The Reserve Bank of India (RBI) on Thursday placed a new set of regulatory guidelines for more safe and secure digital payments in the country through a master direction on “digital payment security controls.”
The central bank has issued several master directions on regulatory matters, beginning January 2016. The directions comprise instructions on rules and regulations framed by RBI under various acts, including banking issues and foreign exchange transactions.
The latest master direction, RBI said on its website, provides necessary guidelines for regulated entities to set up a robust governance structure and implement common minimum standards of security controls for digital payment products and services.
The regulated entities include the likes of scheduled commercial banks, small finance banks, payment banks, and credit card issuing non-banking financial institutions (NBFC).
The reported master direction consolidates important control aspects broadly in the following areas -- Governance and Management of Security Risks, Generic Security Controls, Application Security Life Cycle (ASLC), Authentication Framework, Fraud Risk Management, Reconciliation Mechanism, Customer Protection, Awareness and Grievance Redressal Mechanism, specific controls related to Internet Banking, Mobile Payments Application Security Controls and Card Payments Security.
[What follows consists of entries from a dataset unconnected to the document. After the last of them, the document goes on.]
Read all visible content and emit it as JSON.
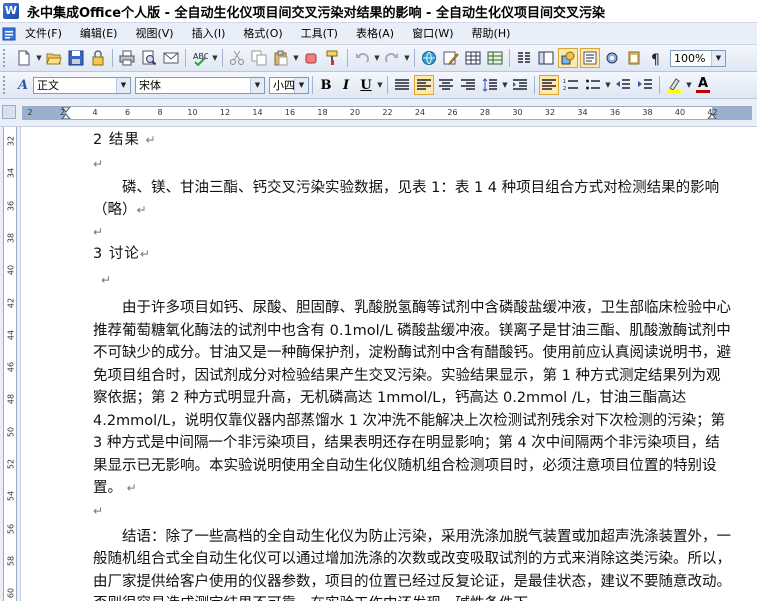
{
  "window": {
    "app_icon_glyph": "W",
    "title": "永中集成Office个人版 - 全自动生化仪项目间交叉污染对结果的影响 - 全自动生化仪项目间交叉污染"
  },
  "menu": {
    "items": [
      {
        "label": "文件(F)",
        "id": "file"
      },
      {
        "label": "编辑(E)",
        "id": "edit"
      },
      {
        "label": "视图(V)",
        "id": "view"
      },
      {
        "label": "插入(I)",
        "id": "insert"
      },
      {
        "label": "格式(O)",
        "id": "format"
      },
      {
        "label": "工具(T)",
        "id": "tools"
      },
      {
        "label": "表格(A)",
        "id": "table"
      },
      {
        "label": "窗口(W)",
        "id": "window"
      },
      {
        "label": "帮助(H)",
        "id": "help"
      }
    ]
  },
  "toolbar": {
    "zoom": "100%",
    "icons": [
      "new-document-icon",
      "open-folder-icon",
      "save-icon",
      "print-icon",
      "print-preview-icon",
      "spell-check-icon",
      "format-painter-icon",
      "cut-icon",
      "copy-icon",
      "paste-icon",
      "undo-icon",
      "redo-icon",
      "hyperlink-icon",
      "table-icon",
      "columns-icon",
      "drawing-icon",
      "show-marks-icon"
    ]
  },
  "format_bar": {
    "style": "正文",
    "font": "宋体",
    "size": "小四",
    "bold_label": "B",
    "italic_label": "I",
    "underline_label": "U",
    "font_color_label": "A",
    "style_icon_label": "A"
  },
  "ruler": {
    "labels": [
      "2",
      "2",
      "4",
      "6",
      "8",
      "10",
      "12",
      "14",
      "16",
      "18",
      "20",
      "22",
      "24",
      "26",
      "28",
      "30",
      "32",
      "34",
      "36",
      "38",
      "40",
      "42"
    ]
  },
  "vruler": {
    "labels": [
      "32",
      "34",
      "36",
      "38",
      "40",
      "42",
      "44",
      "46",
      "48",
      "50",
      "52",
      "54",
      "56",
      "58",
      "60"
    ]
  },
  "document": {
    "section2_heading": "2   结果",
    "section2_body": "磷、镁、甘油三酯、钙交叉污染实验数据，见表 1：表 1   4 种项目组合方式对检测结果的影响（略）",
    "section3_heading": "3   讨论",
    "discussion": "由于许多项目如钙、尿酸、胆固醇、乳酸脱氢酶等试剂中含磷酸盐缓冲液，卫生部临床检验中心推荐葡萄糖氧化酶法的试剂中也含有 0.1mol/L 磷酸盐缓冲液。镁离子是甘油三酯、肌酸激酶试剂中不可缺少的成分。甘油又是一种酶保护剂，淀粉酶试剂中含有醋酸钙。使用前应认真阅读说明书，避免项目组合时，因试剂成分对检验结果产生交叉污染。实验结果显示，第 1 种方式测定结果列为观察依据；第 2 种方式明显升高，无机磷高达 1mmol/L，钙高达 0.2mmol /L，甘油三酯高达 4.2mmol/L，说明仅靠仪器内部蒸馏水 1 次冲洗不能解决上次检测试剂残余对下次检测的污染；第 3 种方式是中间隔一个非污染项目，结果表明还存在明显影响；第 4 次中间隔两个非污染项目，结果显示已无影响。本实验说明使用全自动生化仪随机组合检测项目时，必须注意项目位置的特别设置。",
    "conclusion": "结语：除了一些高档的全自动生化仪为防止污染，采用洗涤加脱气装置或加超声洗涤装置外，一般随机组合式全自动生化仪可以通过增加洗涤的次数或改变吸取试剂的方式来消除这类污染。所以，由厂家提供给客户使用的仪器参数，项目的位置已经过反复论证，是最佳状态，建议不要随意改动。否则很容易造成测定结果不可靠。在实验工作中还发现，碱性条件下",
    "return_mark": "↵"
  }
}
Industry lobby group Payments Council of India (PCI), in a separate statement, said it had submitted its suggestions, some of which were picked by the RBI for the draft guidelines earlier.
“Due consideration to other suggestions like incorporating digital certificates amongst other security protocols, like algorithms and cipher suites, and decommissioning phase as a part of the lifecycle of the digital payments applications will provide an all-round perspective to these guidelines while maintaining their security objectives,” Vishwas Patel, PCI chairman and Infibeam Avenues director said.
A proposal to issue Reserve Bank of India (Digital Payment Security Controls) Directions, 2020 for regulated entities to set up a robust governance structure for such systems and implement common minimum standards of security controls for channels like internet, mobile banking, card payments, among others, was first introduced by the central bank in December 2020.